____ Provided records

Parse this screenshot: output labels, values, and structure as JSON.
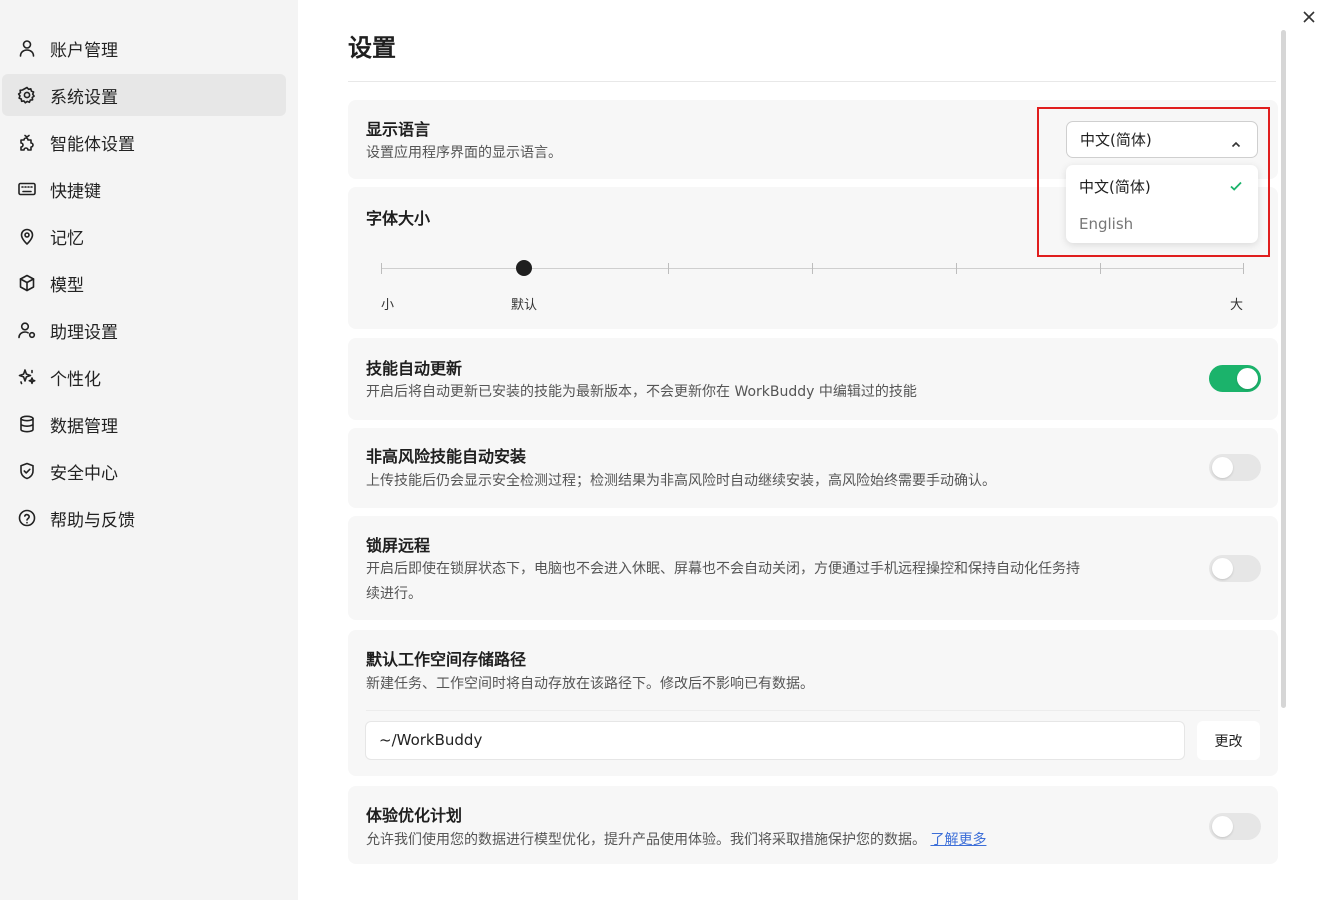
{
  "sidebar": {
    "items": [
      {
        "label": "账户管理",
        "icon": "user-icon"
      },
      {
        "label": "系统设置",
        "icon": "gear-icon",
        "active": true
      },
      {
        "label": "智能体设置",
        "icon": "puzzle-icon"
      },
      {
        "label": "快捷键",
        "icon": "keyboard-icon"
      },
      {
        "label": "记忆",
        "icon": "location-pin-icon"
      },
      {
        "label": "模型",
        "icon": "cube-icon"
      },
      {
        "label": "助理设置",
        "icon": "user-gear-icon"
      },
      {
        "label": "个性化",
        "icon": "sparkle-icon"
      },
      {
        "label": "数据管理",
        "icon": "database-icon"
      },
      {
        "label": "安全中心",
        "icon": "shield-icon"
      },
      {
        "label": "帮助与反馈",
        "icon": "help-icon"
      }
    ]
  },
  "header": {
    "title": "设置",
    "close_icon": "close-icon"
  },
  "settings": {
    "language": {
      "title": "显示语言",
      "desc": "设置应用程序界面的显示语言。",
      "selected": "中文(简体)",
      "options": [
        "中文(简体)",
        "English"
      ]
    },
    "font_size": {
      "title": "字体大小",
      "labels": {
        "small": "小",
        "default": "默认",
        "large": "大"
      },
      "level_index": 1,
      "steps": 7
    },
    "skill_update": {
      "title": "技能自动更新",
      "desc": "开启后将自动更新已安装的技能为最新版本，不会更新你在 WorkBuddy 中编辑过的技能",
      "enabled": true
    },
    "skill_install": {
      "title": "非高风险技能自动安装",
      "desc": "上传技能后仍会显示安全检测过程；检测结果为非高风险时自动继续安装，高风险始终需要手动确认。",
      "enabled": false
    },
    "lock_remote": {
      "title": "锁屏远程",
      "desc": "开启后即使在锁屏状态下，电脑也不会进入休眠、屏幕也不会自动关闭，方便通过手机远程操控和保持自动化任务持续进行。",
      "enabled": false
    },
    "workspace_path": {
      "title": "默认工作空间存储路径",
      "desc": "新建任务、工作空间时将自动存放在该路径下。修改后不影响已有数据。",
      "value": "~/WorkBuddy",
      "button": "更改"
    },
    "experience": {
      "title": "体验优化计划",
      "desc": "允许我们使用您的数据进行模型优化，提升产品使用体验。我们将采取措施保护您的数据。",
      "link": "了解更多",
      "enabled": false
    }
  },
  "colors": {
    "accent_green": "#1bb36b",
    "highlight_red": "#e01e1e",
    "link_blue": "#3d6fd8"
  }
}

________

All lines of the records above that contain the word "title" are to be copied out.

    "title": "设置",
      "title": "显示语言",
      "title": "字体大小",
      "title": "技能自动更新",
      "title": "非高风险技能自动安装",
      "title": "锁屏远程",
      "title": "默认工作空间存储路径",
      "title": "体验优化计划",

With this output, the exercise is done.